chance for success. Top executives must participate
in business development and a business
development culture. Business development
is an organizationwide team sport.
Staff members will see any hedging at the
top as evidence that leadership is not fully
committed, and the effort will fail.
It is also essential to evaluate whether the
right types of leaders are in place to take
responsibility and follow through with the
new plan. A leader possessing one set of skills
can integrate or improve a business development
organization, but different capabilities
are needed to grow and run the organization.
It is critical to understand and evaluate
the thinking and behavior of all individuals
responsible for developing business. Do the
team members know what to do, how to do
it and why it works?
Or is there something
in their thinking that
prevents them from
executing the process?
development organizations master and
align critical planning, process and personnel

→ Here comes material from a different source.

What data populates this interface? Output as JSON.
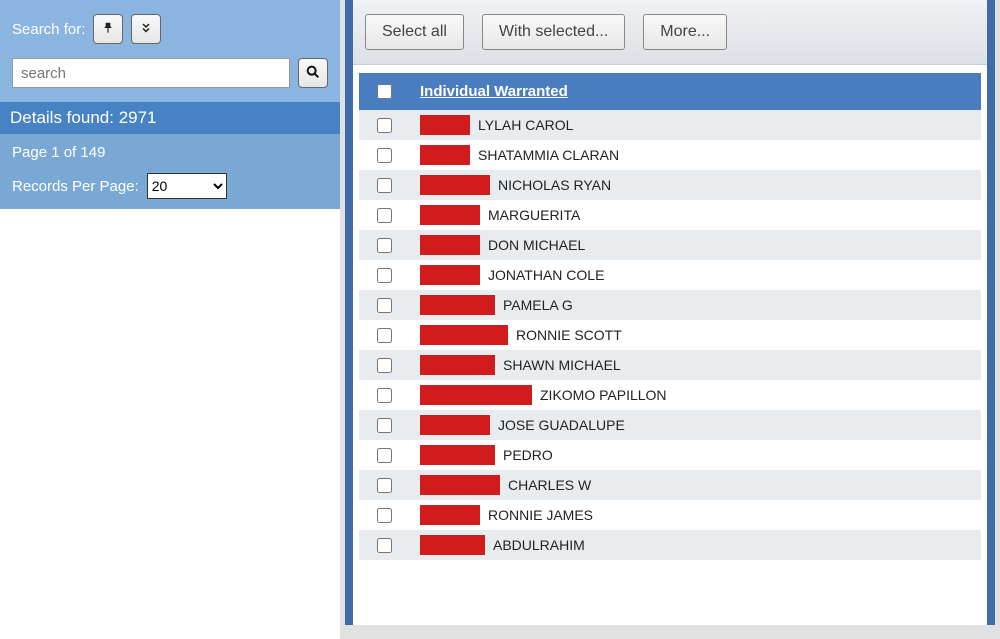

components. Without a plan, clear
direction on how to execute it, and motivated,
capable and willing employees, a business
development team will never climb out
of the ditch.Bill Scheessele (firstname.lastname@example.org) is
chairman and chief executive officer at MBDi, an
international business development professional
Bill Scheessele is the CEO of MBDi, a global business development services firm providing expertise in business development best practices in the national security, defense, scientific, energy and engineering industries. The firm offers BD consulting, strategy, planning and personnel services in addition to education workshops to help BD professionals identify hidden strengths, barriers to progress and opportunities for improvement. Learn more about MBDi, their revenue growth resources and their workshops at http://www.mbdi.com.